My last post talked about my purchase of Lexington Realty Trust (NYSE: LXP) during the financial crisis. I sold most of my shares when they recovered, but I still hold a few. I have it on my radar and have watched it drop over the last several months. It looks interesting again.
My Basic Thesis on LXP
My basic thesis for this company is that funds from operations are going to be in the $1.00-$1.10 range and that any price under $7.00 per share allows for a payback period of just over six years.
Another way to look at it is by valuing the assets. Book value is not a good indicator for REITs because depreciation is a continual drain on assets at the same time that those assets could actually be increasing in value. Just basic back of the envelope valuation would look at NOI in the most recent quarter of $88 million annualized to about $353 million. Apply a capitalization rate of 7.5% to this income and you get an asset value of $4.7 billion. This is $1.3 billion above where property assets are held on their balance sheet. Adding this on to their book value would indicate a market value of equity of $2.8 billion, or $11.35 per share.
My lovely wife asked me to answer a question on value investing from a friend and what the main criticism of value investing would be. Below is my response:
The efficient market hypothesis is the primary criticism. Its validity is apparent if you go and do the math on a particular company. I would encourage you to try it. Pick a well-known company with a good balance sheet and consistent earnings. Estimate the growth in earnings over 10 years or so. Discount those earnings back at a rate of return that you find acceptable (say 15%). I bet you find that the price of the company is higher than the value you determined.

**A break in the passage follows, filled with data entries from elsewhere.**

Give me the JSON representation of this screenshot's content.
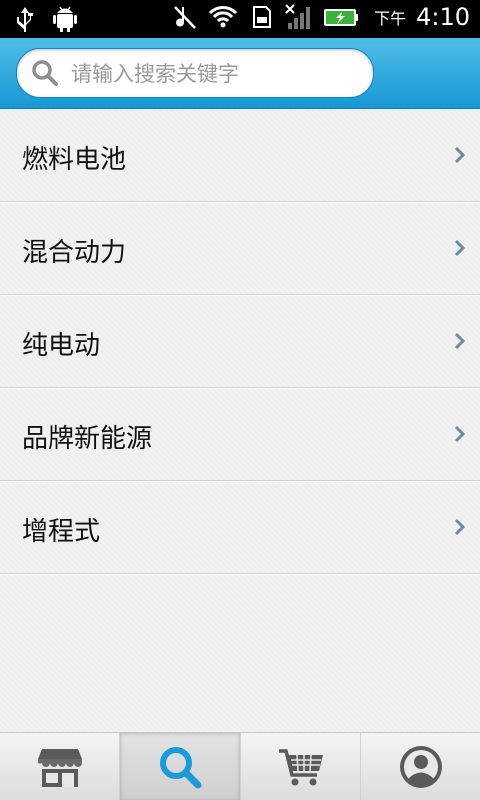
{
  "status_bar": {
    "ampm": "下午",
    "time": "4:10",
    "icons": [
      "usb-icon",
      "android-debug-icon",
      "muted-music-icon",
      "wifi-icon",
      "sd-card-icon",
      "no-signal-icon",
      "battery-charging-icon"
    ]
  },
  "search": {
    "placeholder": "请输入搜索关键字",
    "value": ""
  },
  "categories": [
    {
      "label": "燃料电池"
    },
    {
      "label": "混合动力"
    },
    {
      "label": "纯电动"
    },
    {
      "label": "品牌新能源"
    },
    {
      "label": "增程式"
    }
  ],
  "bottom_nav": [
    {
      "icon": "store-icon",
      "active": false
    },
    {
      "icon": "search-icon",
      "active": true
    },
    {
      "icon": "cart-icon",
      "active": false
    },
    {
      "icon": "account-icon",
      "active": false
    }
  ],
  "colors": {
    "header_blue": "#1898d3",
    "active_tab_icon": "#1a9ad6",
    "inactive_tab_icon": "#555555"
  }
}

One the beneficial aspects of even having a stock market is that it provides so many diverse businesses that one can invest in. Because there is so much diversity, there is likely value somewhere. The key is identifying where there is value and then doing the due diligence to determine if the investment makes sense. The headlines in the news can point the way. After that, almost all the data you need can be accessed in seconds. All the rest is up to us to figure out. So where is there value today? I have identified a few places to look.
Matthew Frankel of the Motley Fool recently published a post entitled 9 Rules That Helped Warren Buffet Produce a 1,826,163% Return in 50 Years. This brought to mind several ideas to keep in mind when building a portfolio of stocks.
When it comes to investing, my first inclination is to seek value. I want to take advantage of the market mispricing a company and their prospects. People from the established investing world might read this and think of low P/E stocks, but I think value can manifest itself in a variety of ways. Here are three ways that I look for value.
Welcome to Investing Odyssey. I have missed financial writing as it really does help me make better investing decisions. On the about page you can learn more about me and my track record. Other than that, I’m ready to get started!